¥ the use of methane to saturate the system and reduce risk of explosion at reactor inlet,
¥ the prevention of backflow from upstream reactors to ethylene oxide storage using a delta pressure instrument and shutdown system,
¥ the inertion of ethylene storage tanks using nitrogen
¥ the use of a vent gas scrubber on all process vents and purges, and
¥ the use of safe gasket, packing, and o-ring material such as Grafoil¨, Kalrex¨, and Teflon¨.
JChem believes that the execution and completion of this project is in the best economic interest of Celanese and recommends that this project be carried out immediately.
8.0 References
Anderlik, J., Personal Interview.

Aspen Plus Ver. 9.3-1 On-line Help, PENG-ROB Property Option Set.
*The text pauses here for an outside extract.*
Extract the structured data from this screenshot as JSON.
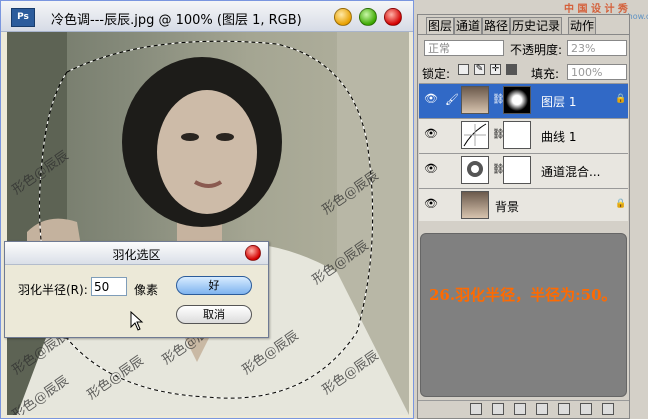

Berg, P.J. van den., deJong, W.A., Introduction to Chemical Process Technology, D. Reidel Publishing Company, Delft,         Holland, pp. 188-198, 1979.

Bird, R.B., Stewart, W.E., Lightfoot, E.N., Transport Phenomena, John Wiley and Sons, New York, p. 391, 1960.

Celanese Web Site, Ethylene Oxide Users Guide, http://www.hcc.com/eo/contents.htm.

Chemical Week Web Site, Marketplace ProductFocus, http://www.chemweek.com/marketplace/product_focus/1996/eo_eg.html.

Davis, S.H., Personal Interview.

DeMaglie, B., ÒOxygen Best for EOÓ, Hydrocarbon Processing, Gulf Coast Publishers, March 1976, pp. 78-80.

Dyson, D., Ceng 302 Absorber Project Problem Statement, Spring 1995.

Exxon A, Exxon Design Practices, Exxon Research and Engineering, Section IX-B, p.19, 1996.

Exxon B, Ingram, D., Personal Interview.

Exxon C, Fruzzetti, M., Personal Interview.

Gans, M., Ozero, B.,ÓFor EO: Air or Oxygen?Ó, Hydrocarbon Processing, Gulf Coast Publishers, March 1976, pp.73-77.

Kiguchi, I., Kumazawa, T., Nakai, T., ÒFor EO: Air and Oxygen EqualÓ, Hydrocarbon Processing, Gulf Coast Publishers, March 1976, pp.69-72.

McKetta, J.J., Chemical Processing Handbook, Marcel Dekker, Inc., New York, pp.250-251, 1993.

Meyers, R.A., Handbook of Chemicals Production Processes, McGraw-Hill, New York, pp.1.5-1 - 1.5-13, 1986.

Oilworld Web, http://oilworld.com.tables